◆ **Task objective**
Only the records, exactly as written, belong in the answer; pictures do not.

◆ **Input material**
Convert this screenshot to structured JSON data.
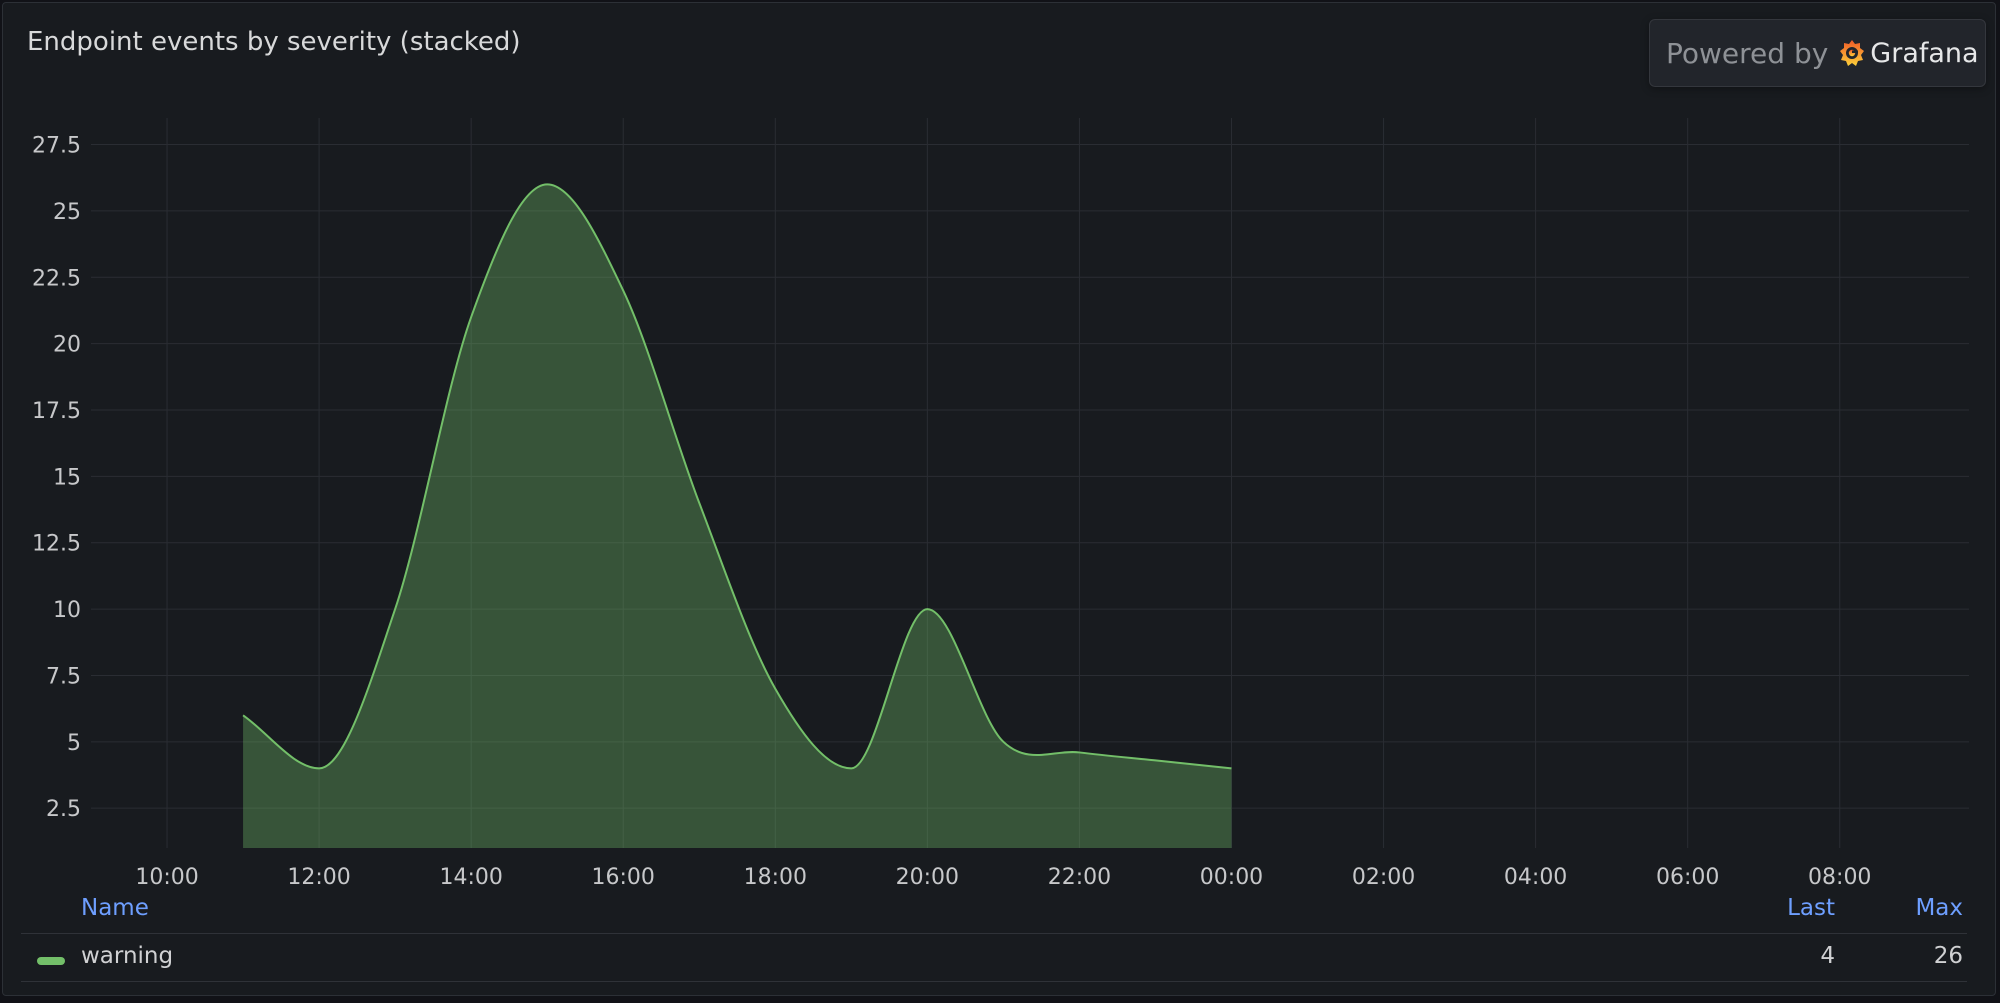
{
  "panel": {
    "title": "Endpoint events by severity (stacked)"
  },
  "powered_by": {
    "label": "Powered by",
    "brand": "Grafana"
  },
  "colors": {
    "series_line": "#73bf69",
    "series_fill": "#73bf69",
    "grid": "#2a2d33",
    "axis_text": "#c7c8ca",
    "legend_header": "#6e9fff"
  },
  "chart_data": {
    "type": "area",
    "title": "Endpoint events by severity (stacked)",
    "stacked": true,
    "grid": true,
    "legend_placement": "bottom",
    "y_ticks": [
      "2.5",
      "5",
      "7.5",
      "10",
      "12.5",
      "15",
      "17.5",
      "20",
      "22.5",
      "25",
      "27.5"
    ],
    "ylim": [
      1,
      28.5
    ],
    "x_ticks": [
      "10:00",
      "12:00",
      "14:00",
      "16:00",
      "18:00",
      "20:00",
      "22:00",
      "00:00",
      "02:00",
      "04:00",
      "06:00",
      "08:00"
    ],
    "x_unit": "hours since 10:00",
    "xlim": [
      -1,
      23.7
    ],
    "series": [
      {
        "name": "warning",
        "color": "#73bf69",
        "x": [
          1,
          2,
          3,
          4,
          5,
          6,
          7,
          8,
          9,
          10,
          11,
          12,
          13,
          14
        ],
        "values": [
          6,
          4,
          10,
          21,
          26,
          22,
          14,
          7,
          4,
          10,
          5,
          4.6,
          4.3,
          4
        ]
      }
    ]
  },
  "legend": {
    "headers": {
      "name": "Name",
      "last": "Last",
      "max": "Max"
    },
    "rows": [
      {
        "name": "warning",
        "last": "4",
        "max": "26"
      }
    ]
  }
}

◆ **Exercise response**
Convert this screenshot to structured JSON data.
{
  "panel": {
    "title": "Endpoint events by severity (stacked)"
  },
  "powered_by": {
    "label": "Powered by",
    "brand": "Grafana"
  },
  "colors": {
    "series_line": "#73bf69",
    "series_fill": "#73bf69",
    "grid": "#2a2d33",
    "axis_text": "#c7c8ca",
    "legend_header": "#6e9fff"
  },
  "chart_data": {
    "type": "area",
    "title": "Endpoint events by severity (stacked)",
    "stacked": true,
    "grid": true,
    "legend_placement": "bottom",
    "y_ticks": [
      "2.5",
      "5",
      "7.5",
      "10",
      "12.5",
      "15",
      "17.5",
      "20",
      "22.5",
      "25",
      "27.5"
    ],
    "ylim": [
      1,
      28.5
    ],
    "x_ticks": [
      "10:00",
      "12:00",
      "14:00",
      "16:00",
      "18:00",
      "20:00",
      "22:00",
      "00:00",
      "02:00",
      "04:00",
      "06:00",
      "08:00"
    ],
    "x_unit": "hours since 10:00",
    "xlim": [
      -1,
      23.7
    ],
    "series": [
      {
        "name": "warning",
        "color": "#73bf69",
        "x": [
          1,
          2,
          3,
          4,
          5,
          6,
          7,
          8,
          9,
          10,
          11,
          12,
          13,
          14
        ],
        "values": [
          6,
          4,
          10,
          21,
          26,
          22,
          14,
          7,
          4,
          10,
          5,
          4.6,
          4.3,
          4
        ]
      }
    ]
  },
  "legend": {
    "headers": {
      "name": "Name",
      "last": "Last",
      "max": "Max"
    },
    "rows": [
      {
        "name": "warning",
        "last": "4",
        "max": "26"
      }
    ]
  }
}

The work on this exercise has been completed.